I realised that there was a huge gap out there and I wanted to do something about it. A friend of mine advised me to learn to code, so that I could build my own website, which I did, but other than that, I had no plan. Everyone thought I was crazy.
I contacted 12 dealers and launched with around 200 products. I knew it was going to be risky, but slowly the business started to build. Then, last year, we decided to expand our range to contemporary furniture.
It was a big mistake. Sellers and customers complained about the dilution of our brand, and it was a very worrying time that caused a lot of headaches. Some customers wrote strongly worded emails and there was internal backlash from the team, because they didn’t know what we were doing or who we were.
We reversed the decision, drew a line under the experience and learned from it. Not all opportunities should be seized and the temptation to try something new can be a distraction that does not add value to our customers or our company if the time is not right.
I’ve had other hiccups. When I applied for funding three years ago, I was able to take on a member of staff. We then raised angel investment, and that allowed us to scale and increase our budget. I had never managed anyone before and never had [management] training, so I would give loose guidelines, without telling people what I felt was going wrong or what was working. It doesn’t work like that, of course, and I was a little naïve. To help people achieve great things, constant feedback and check-ins are key.
I’ve learned that, as the team grows, the more I must be careful with what I communicate and what words I use. For example, I am quite keen on online videos and I rambled about it on our Slack [internal communications] channel. This was interpreted by some as ‘drop everything you’re doing to allow our users to upload videos and let’s change the millions of images we have into videos’. It created a bit of panic. Fortunately, after some discussion, the team understood that I simply meant that videos are a great opportunity that should be looked into.
We want to be the best in the world at buying and selling vintage, and 50% of our inventory is now international. To do more business within the B2B sector – working with hotels and co-working spaces, for example – is also important to us. It has been super-exciting, and I am learning all the time about people and management, as well as about myself. To keep on creating is the important thing. Sometimes we get stressed, but as long as we are doing everything we can, then what’s the problem?

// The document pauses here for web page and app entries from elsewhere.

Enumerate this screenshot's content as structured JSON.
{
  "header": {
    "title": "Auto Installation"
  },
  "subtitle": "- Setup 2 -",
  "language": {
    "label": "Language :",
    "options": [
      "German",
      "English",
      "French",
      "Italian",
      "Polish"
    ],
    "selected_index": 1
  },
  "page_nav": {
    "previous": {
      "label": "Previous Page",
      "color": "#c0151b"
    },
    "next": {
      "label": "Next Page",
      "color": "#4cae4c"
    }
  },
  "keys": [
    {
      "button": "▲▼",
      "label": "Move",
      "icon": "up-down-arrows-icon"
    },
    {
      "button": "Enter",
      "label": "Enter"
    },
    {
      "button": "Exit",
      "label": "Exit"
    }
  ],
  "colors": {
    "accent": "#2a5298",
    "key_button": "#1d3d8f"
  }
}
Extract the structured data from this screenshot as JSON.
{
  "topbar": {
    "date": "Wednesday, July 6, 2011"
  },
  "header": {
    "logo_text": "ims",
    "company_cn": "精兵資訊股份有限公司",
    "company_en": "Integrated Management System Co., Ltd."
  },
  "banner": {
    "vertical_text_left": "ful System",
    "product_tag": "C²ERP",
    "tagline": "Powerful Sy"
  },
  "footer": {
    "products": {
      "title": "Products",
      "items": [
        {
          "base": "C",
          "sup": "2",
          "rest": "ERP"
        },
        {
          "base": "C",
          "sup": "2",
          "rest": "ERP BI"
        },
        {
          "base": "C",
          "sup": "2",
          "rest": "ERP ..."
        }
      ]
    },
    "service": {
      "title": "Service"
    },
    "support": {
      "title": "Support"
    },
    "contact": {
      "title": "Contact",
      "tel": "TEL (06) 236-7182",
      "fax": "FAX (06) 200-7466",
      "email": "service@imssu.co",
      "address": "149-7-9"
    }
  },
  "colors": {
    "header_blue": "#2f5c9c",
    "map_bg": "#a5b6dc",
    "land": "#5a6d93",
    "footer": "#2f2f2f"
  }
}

This interview was carried out by SIM7’s Simeon de la Torre and first appeared in easyJet Traveller magazine. To read the latest issue (and the entire back catalogue of magazines), visit: https://ink-global.com/our-clients/portfolio/easyjet-traveller/